## Exercise requirements
Pictures excluded, copy all of the data below exactly.

(Data extracted from a collection)
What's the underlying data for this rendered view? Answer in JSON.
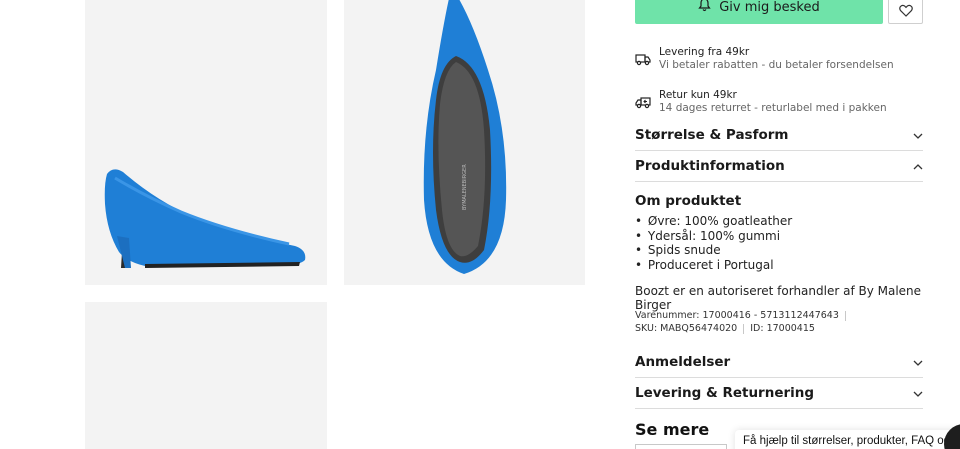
{
  "notify": {
    "label": "Giv mig besked",
    "icon": "bell-icon",
    "color": "#6fe3a9"
  },
  "wishlist": {
    "icon": "heart-icon"
  },
  "delivery": {
    "title": "Levering fra 49kr",
    "subtitle": "Vi betaler rabatten - du betaler forsendelsen",
    "icon": "truck-icon"
  },
  "returns": {
    "title": "Retur kun 49kr",
    "subtitle": "14 dages returret - returlabel med i pakken",
    "icon": "return-truck-icon"
  },
  "accordions": {
    "size": "Størrelse & Pasform",
    "info": "Produktinformation",
    "reviews": "Anmeldelser",
    "delivery": "Levering & Returnering"
  },
  "about": {
    "title": "Om produktet",
    "items": [
      "Øvre: 100% goatleather",
      "Ydersål: 100% gummi",
      "Spids snude",
      "Produceret i Portugal"
    ],
    "dealer": "Boozt er en autoriseret forhandler af By Malene Birger"
  },
  "meta": {
    "item_number": "Varenummer: 17000416 - 5713112447643",
    "sku": "SKU: MABQ56474020",
    "id": "ID: 17000415"
  },
  "see_more": "Se mere",
  "chat": {
    "text": "Få hjælp til størrelser, produkter, FAQ og"
  },
  "product_color": "#1f7fd6"
}
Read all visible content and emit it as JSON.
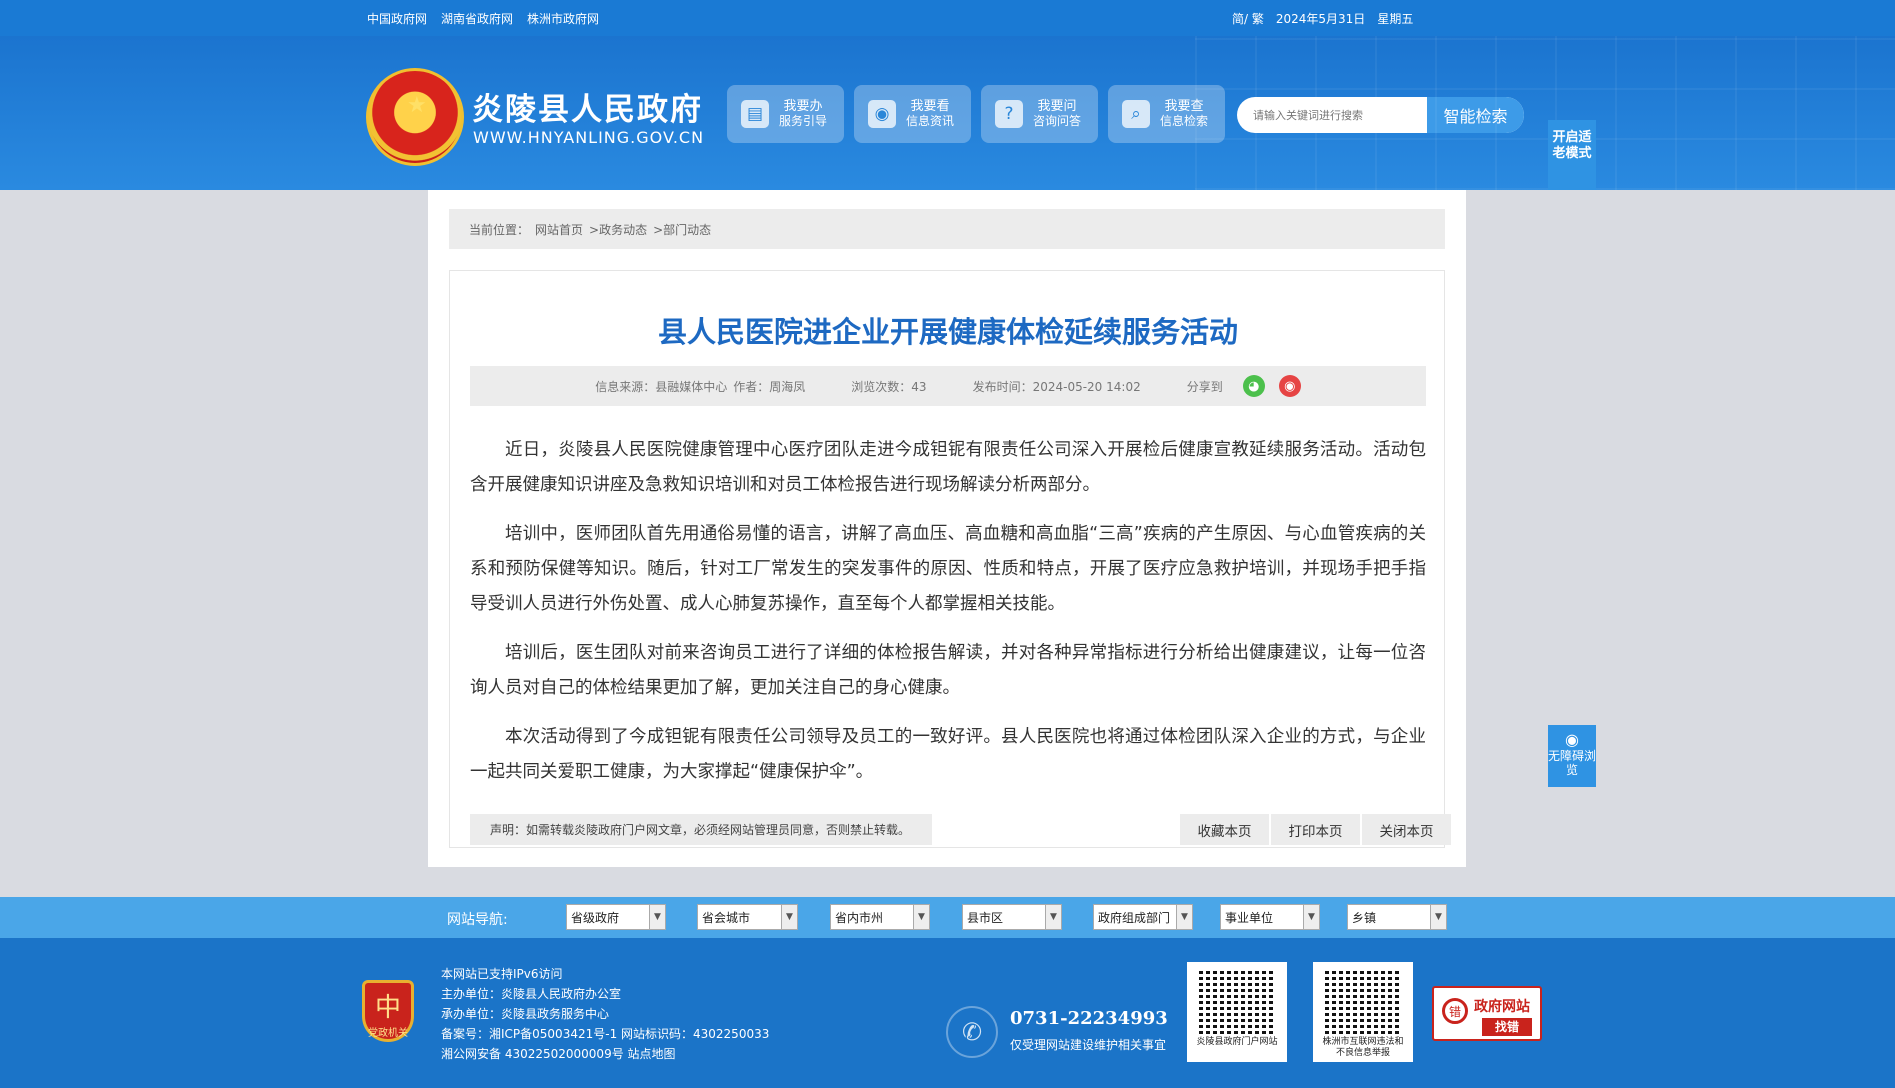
{
  "topbar": {
    "links": [
      "中国政府网",
      "湖南省政府网",
      "株洲市政府网"
    ],
    "lang": "简/ 繁",
    "date": "2024年5月31日",
    "weekday": "星期五"
  },
  "header": {
    "title": "炎陵县人民政府",
    "url": "WWW.HNYANLING.GOV.CN",
    "quick": [
      {
        "icon": "document-icon",
        "line1": "我要办",
        "line2": "服务引导"
      },
      {
        "icon": "eye-icon",
        "line1": "我要看",
        "line2": "信息资讯"
      },
      {
        "icon": "question-icon",
        "line1": "我要问",
        "line2": "咨询问答"
      },
      {
        "icon": "search-icon",
        "line1": "我要查",
        "line2": "信息检索"
      }
    ],
    "search_placeholder": "请输入关键词进行搜索",
    "search_button": "智能检索",
    "elder_mode": "开启适老模式"
  },
  "breadcrumb": {
    "label": "当前位置：",
    "items": [
      "网站首页",
      ">政务动态",
      ">部门动态"
    ]
  },
  "article": {
    "title": "县人民医院进企业开展健康体检延续服务活动",
    "source": "信息来源：县融媒体中心",
    "author": "作者：周海凤",
    "views": "浏览次数：43",
    "published": "发布时间：2024-05-20 14:02",
    "share": "分享到",
    "paragraphs": [
      "近日，炎陵县人民医院健康管理中心医疗团队走进今成钽铌有限责任公司深入开展检后健康宣教延续服务活动。活动包含开展健康知识讲座及急救知识培训和对员工体检报告进行现场解读分析两部分。",
      "培训中，医师团队首先用通俗易懂的语言，讲解了高血压、高血糖和高血脂“三高”疾病的产生原因、与心血管疾病的关系和预防保健等知识。随后，针对工厂常发生的突发事件的原因、性质和特点，开展了医疗应急救护培训，并现场手把手指导受训人员进行外伤处置、成人心肺复苏操作，直至每个人都掌握相关技能。",
      "培训后，医生团队对前来咨询员工进行了详细的体检报告解读，并对各种异常指标进行分析给出健康建议，让每一位咨询人员对自己的体检结果更加了解，更加关注自己的身心健康。",
      "本次活动得到了今成钽铌有限责任公司领导及员工的一致好评。县人民医院也将通过体检团队深入企业的方式，与企业一起共同关爱职工健康，为大家撑起“健康保护伞”。"
    ],
    "declaration": "声明：如需转载炎陵政府门户网文章，必须经网站管理员同意，否则禁止转载。",
    "actions": [
      "收藏本页",
      "打印本页",
      "关闭本页"
    ]
  },
  "accessibility": "无障碍浏览",
  "site_nav": {
    "label": "网站导航:",
    "selects": [
      "省级政府",
      "省会城市",
      "省内市州",
      "县市区",
      "政府组成部门",
      "事业单位",
      "乡镇"
    ]
  },
  "footer": {
    "badge": "党政机关",
    "lines": [
      "本网站已支持IPv6访问",
      "主办单位：炎陵县人民政府办公室",
      "承办单位：炎陵县政务服务中心",
      "备案号：湘ICP备05003421号-1 网站标识码：4302250033",
      "湘公网安备 43022502000009号 站点地图"
    ],
    "phone": "0731-22234993",
    "phone_note": "仅受理网站建设维护相关事宜",
    "qr1_caption": "炎陵县政府门户网站",
    "qr2_caption": "株洲市互联网违法和不良信息举报",
    "find_title": "政府网站",
    "find_sub": "找错"
  }
}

## Answer to the problem
What's the underlying data for this rendered view? Answer in JSON.
{
  "notify": {
    "label": "Giv mig besked",
    "icon": "bell-icon",
    "color": "#6fe3a9"
  },
  "wishlist": {
    "icon": "heart-icon"
  },
  "delivery": {
    "title": "Levering fra 49kr",
    "subtitle": "Vi betaler rabatten - du betaler forsendelsen",
    "icon": "truck-icon"
  },
  "returns": {
    "title": "Retur kun 49kr",
    "subtitle": "14 dages returret - returlabel med i pakken",
    "icon": "return-truck-icon"
  },
  "accordions": {
    "size": "Størrelse & Pasform",
    "info": "Produktinformation",
    "reviews": "Anmeldelser",
    "delivery": "Levering & Returnering"
  },
  "about": {
    "title": "Om produktet",
    "items": [
      "Øvre: 100% goatleather",
      "Ydersål: 100% gummi",
      "Spids snude",
      "Produceret i Portugal"
    ],
    "dealer": "Boozt er en autoriseret forhandler af By Malene Birger"
  },
  "meta": {
    "item_number": "Varenummer: 17000416 - 5713112447643",
    "sku": "SKU: MABQ56474020",
    "id": "ID: 17000415"
  },
  "see_more": "Se mere",
  "chat": {
    "text": "Få hjælp til størrelser, produkter, FAQ og"
  },
  "product_color": "#1f7fd6"
}
Read all visible content and emit it as JSON.
{
  "topbar": {
    "links": [
      "中国政府网",
      "湖南省政府网",
      "株洲市政府网"
    ],
    "lang": "简/ 繁",
    "date": "2024年5月31日",
    "weekday": "星期五"
  },
  "header": {
    "title": "炎陵县人民政府",
    "url": "WWW.HNYANLING.GOV.CN",
    "quick": [
      {
        "icon": "document-icon",
        "line1": "我要办",
        "line2": "服务引导"
      },
      {
        "icon": "eye-icon",
        "line1": "我要看",
        "line2": "信息资讯"
      },
      {
        "icon": "question-icon",
        "line1": "我要问",
        "line2": "咨询问答"
      },
      {
        "icon": "search-icon",
        "line1": "我要查",
        "line2": "信息检索"
      }
    ],
    "search_placeholder": "请输入关键词进行搜索",
    "search_button": "智能检索",
    "elder_mode": "开启适老模式"
  },
  "breadcrumb": {
    "label": "当前位置：",
    "items": [
      "网站首页",
      ">政务动态",
      ">部门动态"
    ]
  },
  "article": {
    "title": "县人民医院进企业开展健康体检延续服务活动",
    "source": "信息来源：县融媒体中心",
    "author": "作者：周海凤",
    "views": "浏览次数：43",
    "published": "发布时间：2024-05-20 14:02",
    "share": "分享到",
    "paragraphs": [
      "近日，炎陵县人民医院健康管理中心医疗团队走进今成钽铌有限责任公司深入开展检后健康宣教延续服务活动。活动包含开展健康知识讲座及急救知识培训和对员工体检报告进行现场解读分析两部分。",
      "培训中，医师团队首先用通俗易懂的语言，讲解了高血压、高血糖和高血脂“三高”疾病的产生原因、与心血管疾病的关系和预防保健等知识。随后，针对工厂常发生的突发事件的原因、性质和特点，开展了医疗应急救护培训，并现场手把手指导受训人员进行外伤处置、成人心肺复苏操作，直至每个人都掌握相关技能。",
      "培训后，医生团队对前来咨询员工进行了详细的体检报告解读，并对各种异常指标进行分析给出健康建议，让每一位咨询人员对自己的体检结果更加了解，更加关注自己的身心健康。",
      "本次活动得到了今成钽铌有限责任公司领导及员工的一致好评。县人民医院也将通过体检团队深入企业的方式，与企业一起共同关爱职工健康，为大家撑起“健康保护伞”。"
    ],
    "declaration": "声明：如需转载炎陵政府门户网文章，必须经网站管理员同意，否则禁止转载。",
    "actions": [
      "收藏本页",
      "打印本页",
      "关闭本页"
    ]
  },
  "accessibility": "无障碍浏览",
  "site_nav": {
    "label": "网站导航:",
    "selects": [
      "省级政府",
      "省会城市",
      "省内市州",
      "县市区",
      "政府组成部门",
      "事业单位",
      "乡镇"
    ]
  },
  "footer": {
    "badge": "党政机关",
    "lines": [
      "本网站已支持IPv6访问",
      "主办单位：炎陵县人民政府办公室",
      "承办单位：炎陵县政务服务中心",
      "备案号：湘ICP备05003421号-1 网站标识码：4302250033",
      "湘公网安备 43022502000009号 站点地图"
    ],
    "phone": "0731-22234993",
    "phone_note": "仅受理网站建设维护相关事宜",
    "qr1_caption": "炎陵县政府门户网站",
    "qr2_caption": "株洲市互联网违法和不良信息举报",
    "find_title": "政府网站",
    "find_sub": "找错"
  }
}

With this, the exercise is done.